FYI, from the h-net job advertisement:
The Department of History at Colorado State University invites applications for the position of Assistant Professor of History, with a concentration in modern Britain (c. 1700 through the twentieth century, including the British Empire). This is an entry-level tenure-track position, beginning August 16, 2013. The successful candidate will be appointed untenured and at the rank of Assistant Professor. Required qualifications include Ph.D. in History at time of appointment; a demonstrated record of scholarship and promise of publication in area of concentration; a demonstrated record of teaching excellence; and a demonstrated ability to work effectively with faculty, students, and the public. Preferred qualifications include ability to place the history of the British Isles into a European and wider world context. Responsibilities include teaching undergraduate courses in the area of concentration and graduate courses in European history, as well as introductory-level survey course in Western Civilization or World History; pursuing research and publication projects; providing academic advising to undergraduate and graduate students; and fulfilling appropriate service assignments for the department, college, and university. Continue reading
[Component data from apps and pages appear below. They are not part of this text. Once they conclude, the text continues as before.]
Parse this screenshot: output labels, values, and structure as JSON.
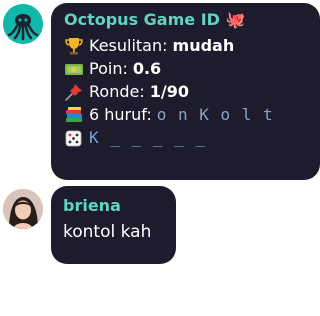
{
  "bot": {
    "avatar_icon": "octopus-avatar-icon",
    "name": "Octopus Game ID 🐙",
    "rows": [
      {
        "icon": "trophy-icon",
        "label": "Kesulitan:",
        "value": "mudah"
      },
      {
        "icon": "money-icon",
        "label": "Poin:",
        "value": "0.6"
      },
      {
        "icon": "pushpin-icon",
        "label": "Ronde:",
        "value": "1/90"
      },
      {
        "icon": "books-icon",
        "label": "6 huruf:",
        "value": "o n K o l t"
      },
      {
        "icon": "dice-icon",
        "label": "",
        "value": "K _ _ _ _ _"
      }
    ]
  },
  "user": {
    "avatar_icon": "user-avatar-icon",
    "name": "briena",
    "message": "kontol kah"
  },
  "colors": {
    "bubble_bg": "#1e1b2c",
    "name_color": "#5fd4c2",
    "avatar_bot_bg": "#0fb8a9"
  }
}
In a recent e-mail conversation with a friend who’s a few decades older than me, he reassured me that online education was a fad that will pass soon enough. He has seen these predictions before with correspondence courses, then with TV in the 1950s and 1960s, and then with distance learning via closed-circuit TV and cable in the 1980s and 1990s. Via Jonathan Rees, Nick Carr runs down the “Prehistory of the MOOC,” from the 1880s to the present:
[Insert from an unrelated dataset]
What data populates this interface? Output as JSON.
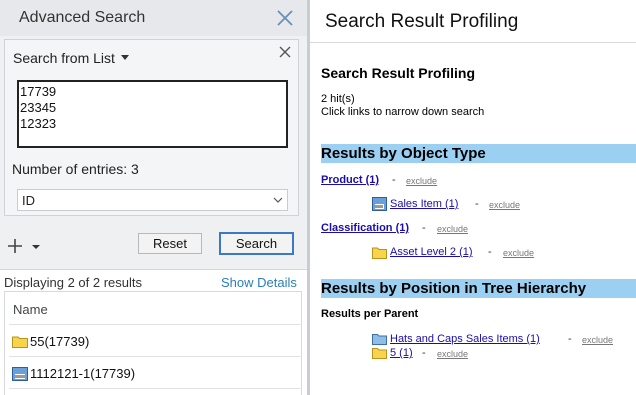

Mail: Around 1885, Yale professor William Rainey Harper, a pioneer of teaching-by-post, said, “The student who has prepared a certain number of lessons in the correspondence school knows more of the subject treated in those lessons, and knows it better, than the student who has covered the same ground in the classroom.” Soon, he predicted, “the work done by correspondence will be greater in amount than that done in the class-rooms of our academies and colleges.”
Phonograph: In an 1878 article on “practical uses of the phonograph,” the New York Times predicted that the phonograph would be used “in the school-room in training children to read properly without the personal attention of the teacher; in teaching them to spell correctly, and in conveying any lesson to be acquired by study and memory. In short, a school may almost be conducted by machinery.”
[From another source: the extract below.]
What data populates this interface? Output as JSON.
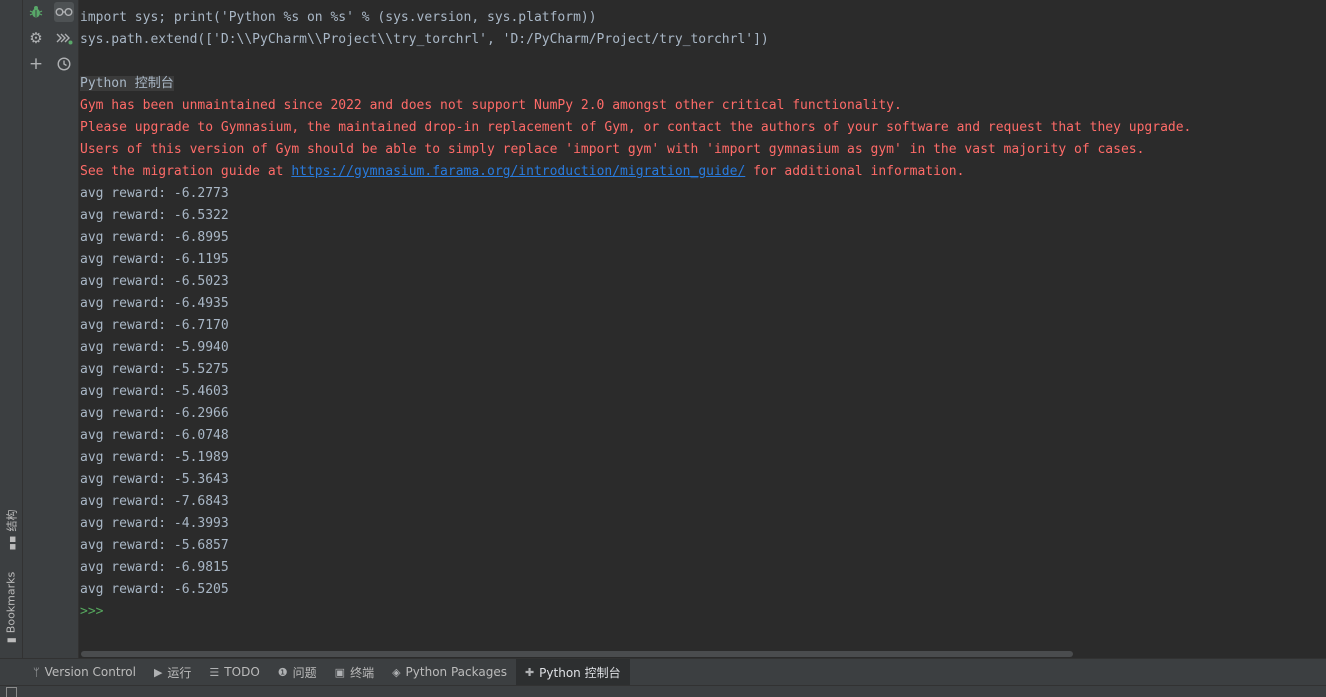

Movies: “It is possible to teach every branch of human knowledge with the motion picture,” proclaimed Thomas Edison in 1913. “Our school system will be completely changed in 10 years.” Continue reading
Yesterday, Arne Duncan announced that he wants all schoolchildren to switch to electronic textbooks as fast as possible. Because: South Korea! Or something.
Apparently (and unsurprisingly!) he hasn’t talked to any teachers or student teachers recently, many of whom don’t even have enough of the boring, old codex technology to send books home with their students so they can read and do homework at home, or anywhere outside of class. A grad student of mine told me that when she did her student teaching in the Big Thompson school district last spring in Loveland, Colorado, this was the reality she was expected to cope with. Oh, yeah: she also said that half the students didn’t have internet access at home, so she and her cooperating teacher couldn’t assign them any online reading or schoolwork outside of class, and they had no budget for photocopies either. Continue reading